## What you should do
Write out the full listing exactly as given, minus the images.

## Data for the task
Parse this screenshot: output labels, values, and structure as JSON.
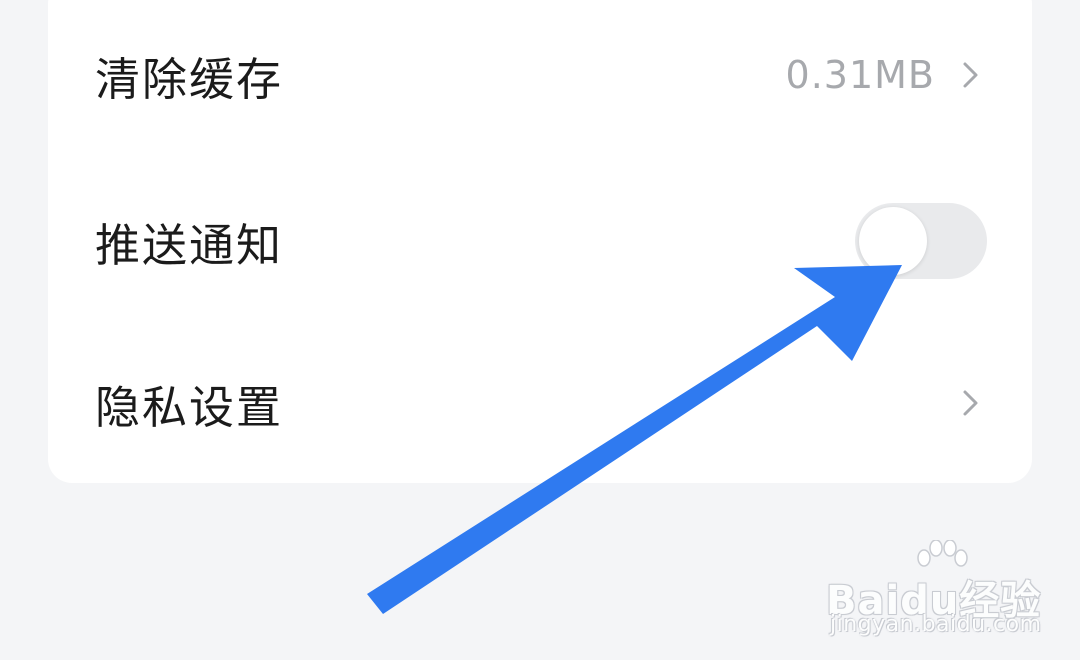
{
  "settings": {
    "clear_cache": {
      "label": "清除缓存",
      "value": "0.31MB"
    },
    "push_notifications": {
      "label": "推送通知",
      "enabled": false
    },
    "privacy_settings": {
      "label": "隐私设置"
    }
  },
  "icons": {
    "chevron": "chevron-right-icon",
    "annotation": "arrow-icon"
  },
  "colors": {
    "annotation_arrow": "#2f7af0",
    "toggle_off": "#e9eaec"
  },
  "watermark": {
    "logo": "Baidu经验",
    "url": "jingyan.baidu.com"
  }
}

## Result
Parse this screenshot: output labels, values, and structure as JSON.
{
  "settings": {
    "clear_cache": {
      "label": "清除缓存",
      "value": "0.31MB"
    },
    "push_notifications": {
      "label": "推送通知",
      "enabled": false
    },
    "privacy_settings": {
      "label": "隐私设置"
    }
  },
  "icons": {
    "chevron": "chevron-right-icon",
    "annotation": "arrow-icon"
  },
  "colors": {
    "annotation_arrow": "#2f7af0",
    "toggle_off": "#e9eaec"
  },
  "watermark": {
    "logo": "Baidu经验",
    "url": "jingyan.baidu.com"
  }
}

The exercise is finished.